Reaching Cheonwangbong, we snapped some pictures of adjumas at the top then rested with the perky-eared squirrels to have some lunch. We had a pbj and a veggie sandwich, homemade granola bars and bread, and a couple handfuls of cherry tomatoes. From up here you could see Yeongam to the north (where we arrived by bus), spreads of rice fields, and the descending western trail to Dogapsa. After a brief lunch we gathered our things and headed down the valley path before Caitlin would lose full circulation in her fingers. The peaks and valleys here and very windy and can make your extremedies rather numb.

Tempted..hell, you couldn't stop me from calling it a "bread-shaped" rock.

During the descent we came across a disappointing, dried-up waterfall, a rock that looked like a "book," and caught a pack of climbers ascending the main ridge up from the valley floor. Upon returning to our campsite, I found that a family of Koreans had taken over my fire pit and were using all of the wood I had collected that day.
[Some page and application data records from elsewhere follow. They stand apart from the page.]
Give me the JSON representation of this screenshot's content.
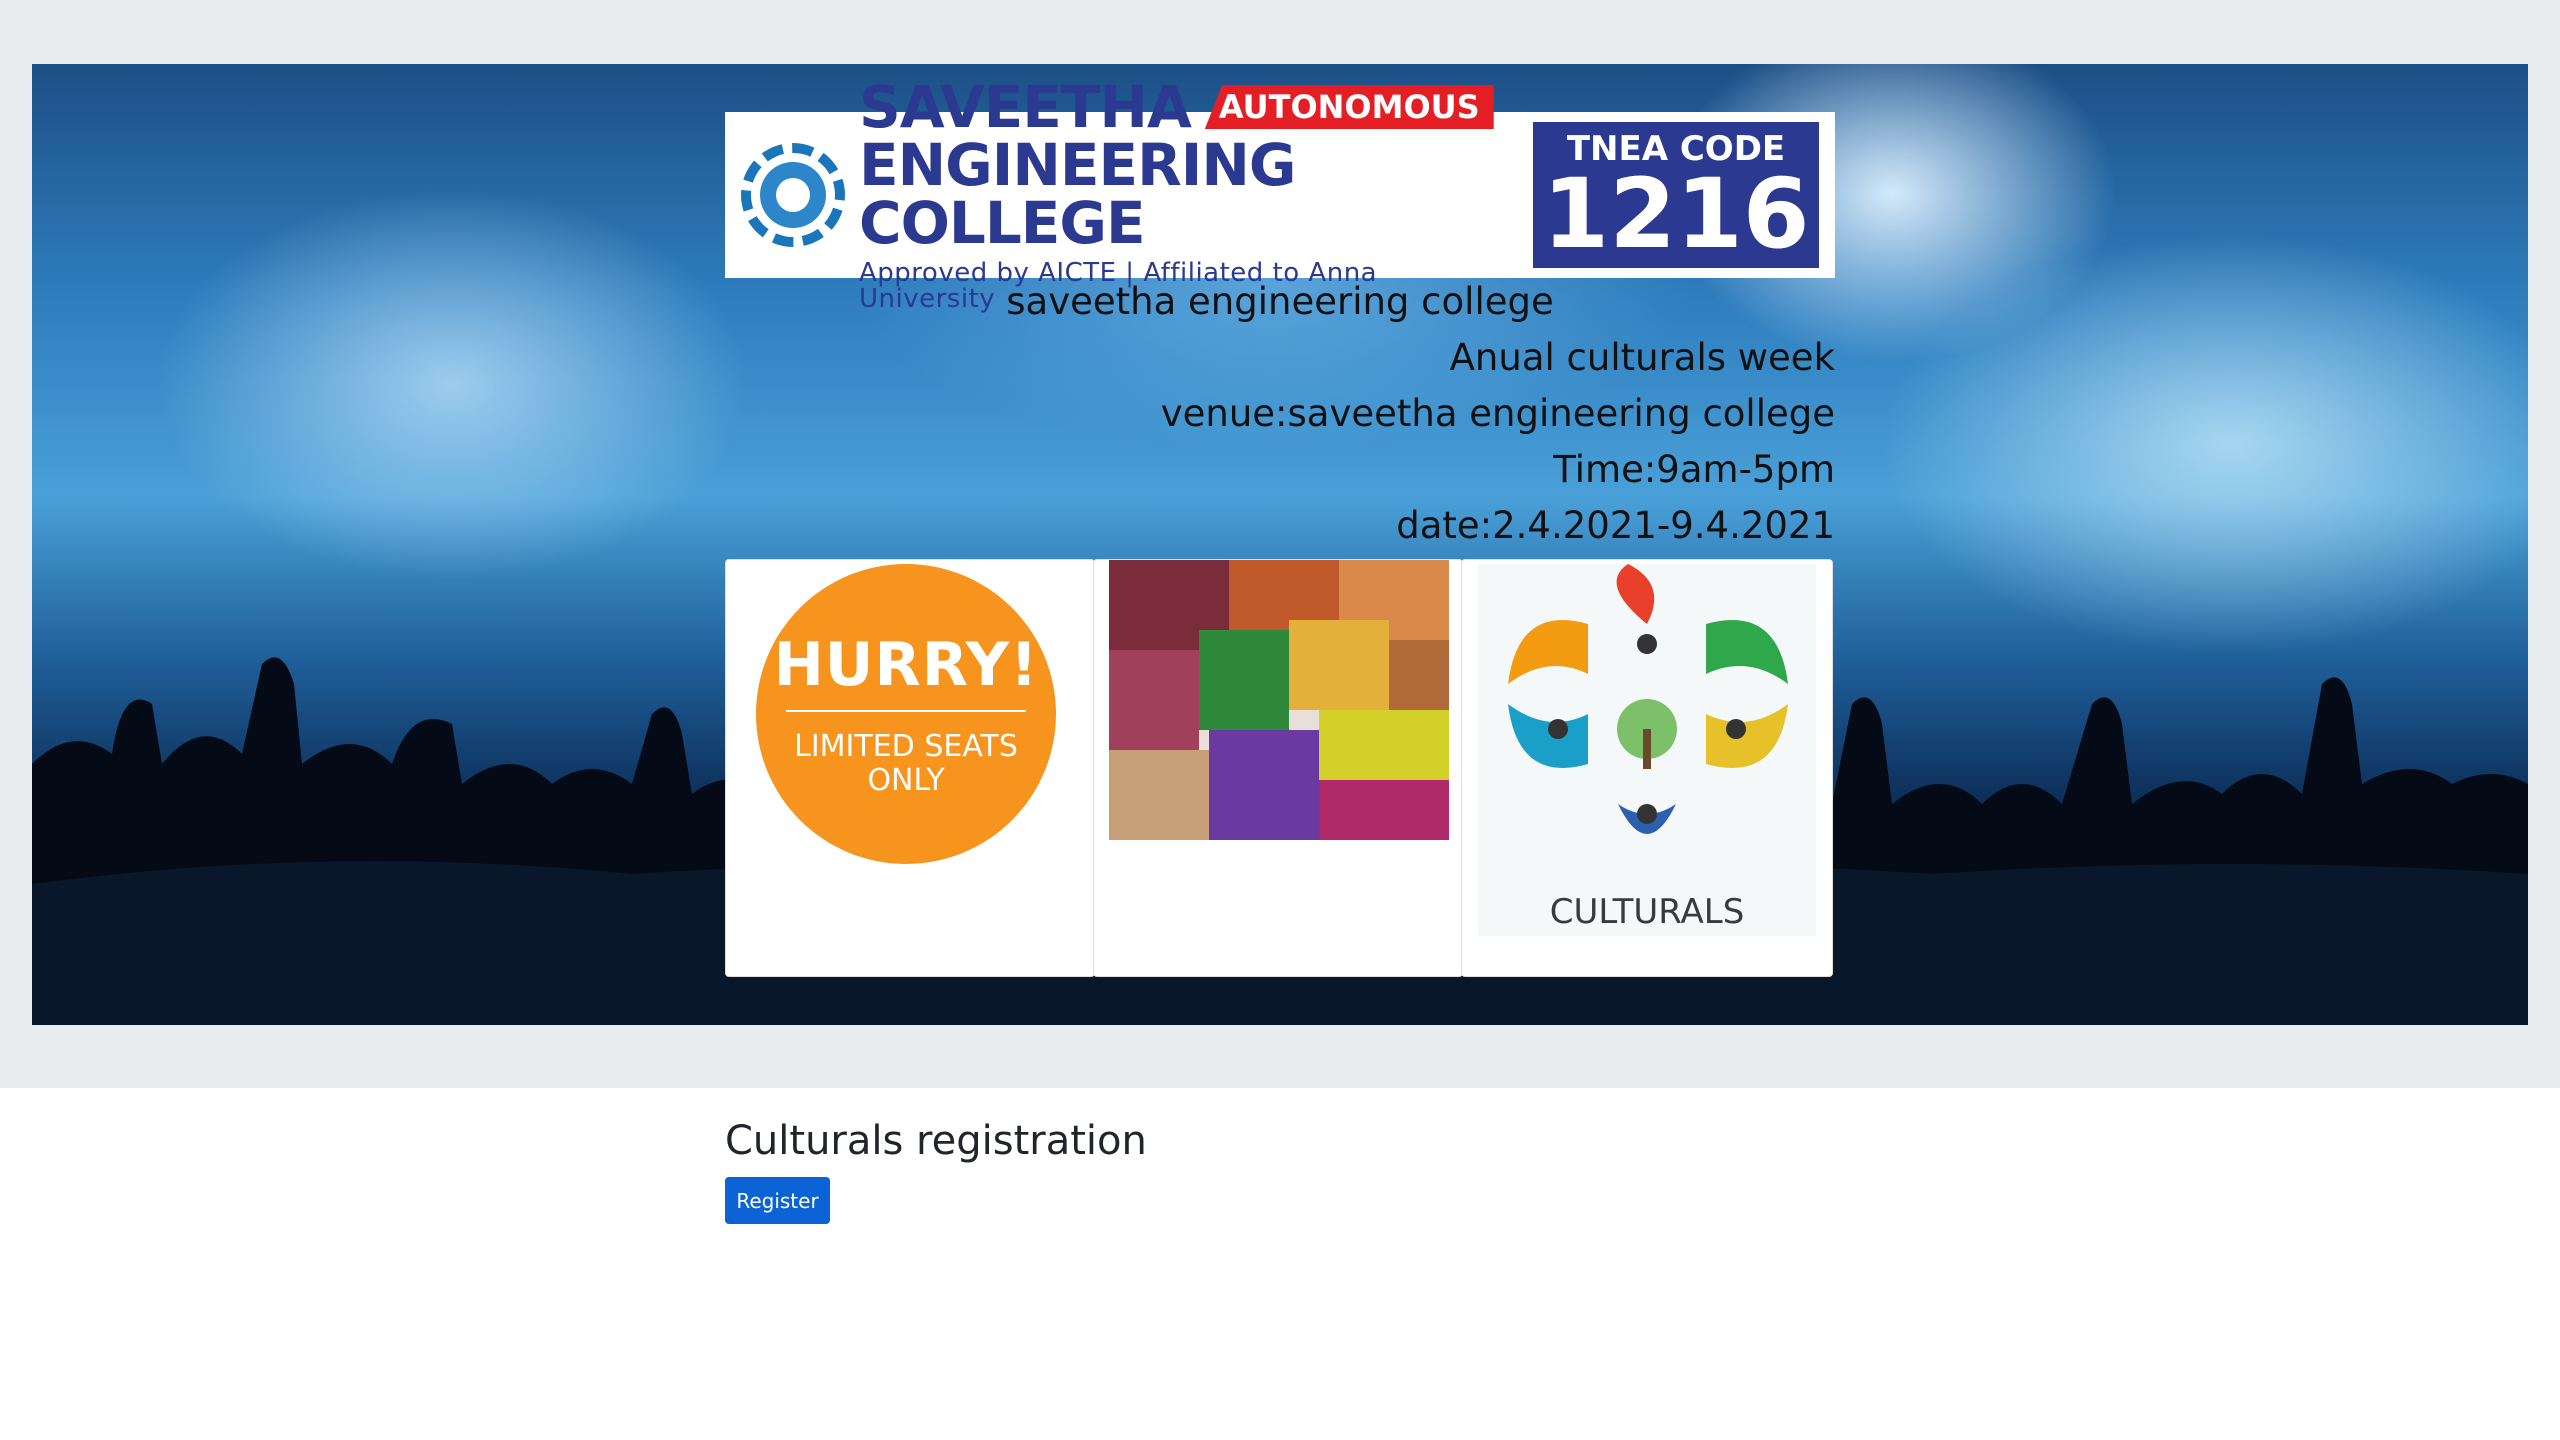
{
  "logo": {
    "college_line1": "SAVEETHA",
    "autonomous_badge": "AUTONOMOUS",
    "college_line2": "ENGINEERING COLLEGE",
    "approval_line": "Approved by AICTE | Affiliated to Anna University",
    "tnea_label": "TNEA CODE",
    "tnea_code": "1216"
  },
  "event": {
    "college": "saveetha engineering college",
    "title": "Anual culturals week",
    "venue": "venue:saveetha engineering college",
    "time": "Time:9am-5pm",
    "date": "date:2.4.2021-9.4.2021"
  },
  "cards": {
    "hurry_title": "HURRY!",
    "hurry_sub": "LIMITED SEATS ONLY",
    "culturals_label": "CULTURALS"
  },
  "registration": {
    "heading": "Culturals registration",
    "button_label": "Register"
  },
  "colors": {
    "jumbotron_bg": "#e9ecef",
    "button_bg": "#0b63d6",
    "brand_blue": "#2b3990",
    "badge_red": "#e31e24",
    "hurry_orange": "#f7941d"
  }
}
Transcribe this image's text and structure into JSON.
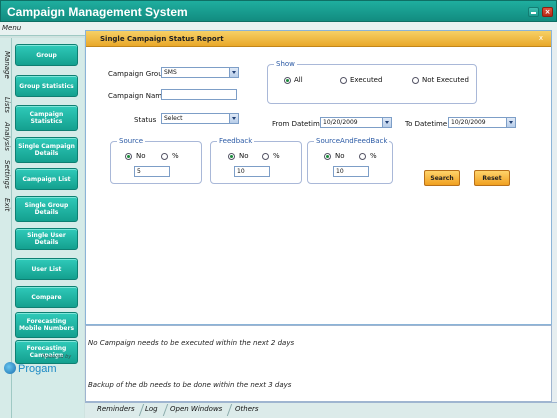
{
  "window": {
    "title": "Campaign Management System"
  },
  "menu": {
    "label": "Menu",
    "vertical_tabs": [
      "Manage",
      "Lists",
      "Analysis",
      "Settings",
      "Exit"
    ]
  },
  "sidebar": {
    "buttons": [
      "Group",
      "Group Statistics",
      "Campaign Statistics",
      "Single Campaign Details",
      "Campaign List",
      "Single Group Details",
      "Single User Details",
      "User List",
      "Compare",
      "Forecasting Mobile Numbers",
      "Forecasting Campaign"
    ],
    "logo": {
      "powered": "Powered by",
      "brand": "Progam"
    }
  },
  "report": {
    "title": "Single Campaign Status Report",
    "close_symbol": "x",
    "campaign_group_label": "Campaign Group",
    "campaign_group_value": "SMS",
    "campaign_name_label": "Campaign Name",
    "campaign_name_value": "",
    "status_label": "Status",
    "status_value": "Select",
    "show": {
      "title": "Show",
      "options": [
        "All",
        "Executed",
        "Not Executed"
      ],
      "selected_index": 0
    },
    "from_label": "From Datetime",
    "from_value": "10/20/2009",
    "to_label": "To Datetime",
    "to_value": "10/20/2009",
    "source": {
      "title": "Source",
      "options": [
        "No",
        "%"
      ],
      "selected_index": 0,
      "value": "5"
    },
    "feedback": {
      "title": "Feedback",
      "options": [
        "No",
        "%"
      ],
      "selected_index": 0,
      "value": "10"
    },
    "source_and_feedback": {
      "title": "SourceAndFeedBack",
      "options": [
        "No",
        "%"
      ],
      "selected_index": 0,
      "value": "10"
    },
    "search_label": "Search",
    "reset_label": "Reset"
  },
  "messages": [
    "No Campaign needs to be executed within the next 2 days",
    "Backup of the db needs to be done within the next 3 days"
  ],
  "bottom_tabs": [
    "Reminders",
    "Log",
    "Open Windows",
    "Others"
  ]
}
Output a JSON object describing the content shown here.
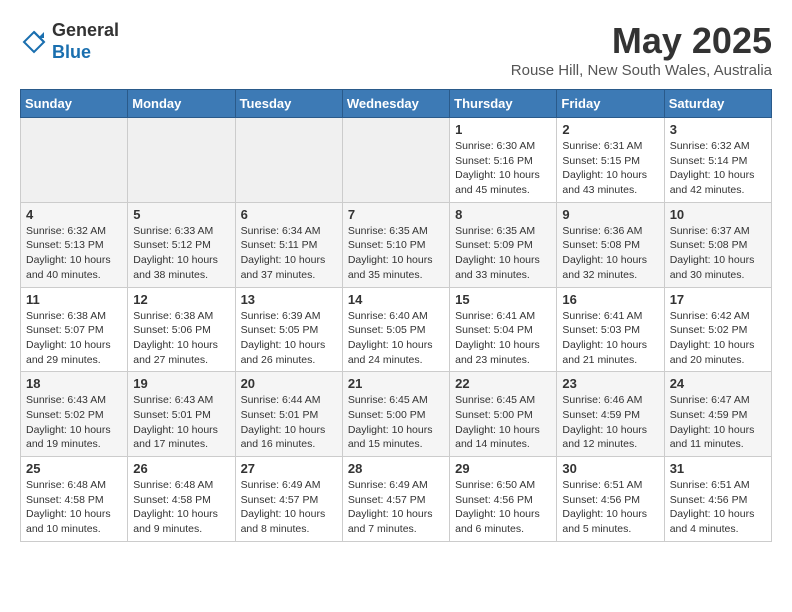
{
  "header": {
    "logo_line1": "General",
    "logo_line2": "Blue",
    "month_title": "May 2025",
    "location": "Rouse Hill, New South Wales, Australia"
  },
  "days_of_week": [
    "Sunday",
    "Monday",
    "Tuesday",
    "Wednesday",
    "Thursday",
    "Friday",
    "Saturday"
  ],
  "weeks": [
    [
      {
        "day": "",
        "info": ""
      },
      {
        "day": "",
        "info": ""
      },
      {
        "day": "",
        "info": ""
      },
      {
        "day": "",
        "info": ""
      },
      {
        "day": "1",
        "info": "Sunrise: 6:30 AM\nSunset: 5:16 PM\nDaylight: 10 hours\nand 45 minutes."
      },
      {
        "day": "2",
        "info": "Sunrise: 6:31 AM\nSunset: 5:15 PM\nDaylight: 10 hours\nand 43 minutes."
      },
      {
        "day": "3",
        "info": "Sunrise: 6:32 AM\nSunset: 5:14 PM\nDaylight: 10 hours\nand 42 minutes."
      }
    ],
    [
      {
        "day": "4",
        "info": "Sunrise: 6:32 AM\nSunset: 5:13 PM\nDaylight: 10 hours\nand 40 minutes."
      },
      {
        "day": "5",
        "info": "Sunrise: 6:33 AM\nSunset: 5:12 PM\nDaylight: 10 hours\nand 38 minutes."
      },
      {
        "day": "6",
        "info": "Sunrise: 6:34 AM\nSunset: 5:11 PM\nDaylight: 10 hours\nand 37 minutes."
      },
      {
        "day": "7",
        "info": "Sunrise: 6:35 AM\nSunset: 5:10 PM\nDaylight: 10 hours\nand 35 minutes."
      },
      {
        "day": "8",
        "info": "Sunrise: 6:35 AM\nSunset: 5:09 PM\nDaylight: 10 hours\nand 33 minutes."
      },
      {
        "day": "9",
        "info": "Sunrise: 6:36 AM\nSunset: 5:08 PM\nDaylight: 10 hours\nand 32 minutes."
      },
      {
        "day": "10",
        "info": "Sunrise: 6:37 AM\nSunset: 5:08 PM\nDaylight: 10 hours\nand 30 minutes."
      }
    ],
    [
      {
        "day": "11",
        "info": "Sunrise: 6:38 AM\nSunset: 5:07 PM\nDaylight: 10 hours\nand 29 minutes."
      },
      {
        "day": "12",
        "info": "Sunrise: 6:38 AM\nSunset: 5:06 PM\nDaylight: 10 hours\nand 27 minutes."
      },
      {
        "day": "13",
        "info": "Sunrise: 6:39 AM\nSunset: 5:05 PM\nDaylight: 10 hours\nand 26 minutes."
      },
      {
        "day": "14",
        "info": "Sunrise: 6:40 AM\nSunset: 5:05 PM\nDaylight: 10 hours\nand 24 minutes."
      },
      {
        "day": "15",
        "info": "Sunrise: 6:41 AM\nSunset: 5:04 PM\nDaylight: 10 hours\nand 23 minutes."
      },
      {
        "day": "16",
        "info": "Sunrise: 6:41 AM\nSunset: 5:03 PM\nDaylight: 10 hours\nand 21 minutes."
      },
      {
        "day": "17",
        "info": "Sunrise: 6:42 AM\nSunset: 5:02 PM\nDaylight: 10 hours\nand 20 minutes."
      }
    ],
    [
      {
        "day": "18",
        "info": "Sunrise: 6:43 AM\nSunset: 5:02 PM\nDaylight: 10 hours\nand 19 minutes."
      },
      {
        "day": "19",
        "info": "Sunrise: 6:43 AM\nSunset: 5:01 PM\nDaylight: 10 hours\nand 17 minutes."
      },
      {
        "day": "20",
        "info": "Sunrise: 6:44 AM\nSunset: 5:01 PM\nDaylight: 10 hours\nand 16 minutes."
      },
      {
        "day": "21",
        "info": "Sunrise: 6:45 AM\nSunset: 5:00 PM\nDaylight: 10 hours\nand 15 minutes."
      },
      {
        "day": "22",
        "info": "Sunrise: 6:45 AM\nSunset: 5:00 PM\nDaylight: 10 hours\nand 14 minutes."
      },
      {
        "day": "23",
        "info": "Sunrise: 6:46 AM\nSunset: 4:59 PM\nDaylight: 10 hours\nand 12 minutes."
      },
      {
        "day": "24",
        "info": "Sunrise: 6:47 AM\nSunset: 4:59 PM\nDaylight: 10 hours\nand 11 minutes."
      }
    ],
    [
      {
        "day": "25",
        "info": "Sunrise: 6:48 AM\nSunset: 4:58 PM\nDaylight: 10 hours\nand 10 minutes."
      },
      {
        "day": "26",
        "info": "Sunrise: 6:48 AM\nSunset: 4:58 PM\nDaylight: 10 hours\nand 9 minutes."
      },
      {
        "day": "27",
        "info": "Sunrise: 6:49 AM\nSunset: 4:57 PM\nDaylight: 10 hours\nand 8 minutes."
      },
      {
        "day": "28",
        "info": "Sunrise: 6:49 AM\nSunset: 4:57 PM\nDaylight: 10 hours\nand 7 minutes."
      },
      {
        "day": "29",
        "info": "Sunrise: 6:50 AM\nSunset: 4:56 PM\nDaylight: 10 hours\nand 6 minutes."
      },
      {
        "day": "30",
        "info": "Sunrise: 6:51 AM\nSunset: 4:56 PM\nDaylight: 10 hours\nand 5 minutes."
      },
      {
        "day": "31",
        "info": "Sunrise: 6:51 AM\nSunset: 4:56 PM\nDaylight: 10 hours\nand 4 minutes."
      }
    ]
  ]
}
Naturally unphased by the situation, I gathered more wood and had a blaze aset in our new pit within two shakes of a kitten's whiskers. We spent the night enjoying my favorite Korean beverage, Makgeolli, eating cream-filled cookies, and throwing wood on our amazing fire.

Koreans camp much different than we do. They do not have open-flame fires or pitch their tents right on the ground. Rather, the campsite was contained and manicured, allowing for tents only to be setup on designated platforms and lacked any fire pits. All of the other campers had with them portable stoves and cookware for making elaborate Korean feasts and early-morning noodle dishes. We even one spotted one group of campers had their kids glued to a television set inside of their family tent. Caitlin and I opted to setup camp away from the buzz, constructed amazingly complex bench structures, and enjoyed an unweilding American fire.

If you are coming from Gwangju, you can catch a direct bus from U-Terminal to Yeongam for 6,000 won that takes about an hour. From Yeongam, you can ride a shuttle or a taxi to either end of the park. There are many labeled trails to the peak from either side, tea fields, temples..there is also a hot spring just north of the city and a rock climbing gym in the area.

Here is a park map for those of you planning to go hiking here.

More pictures from our weekend in Wolchulsan are here.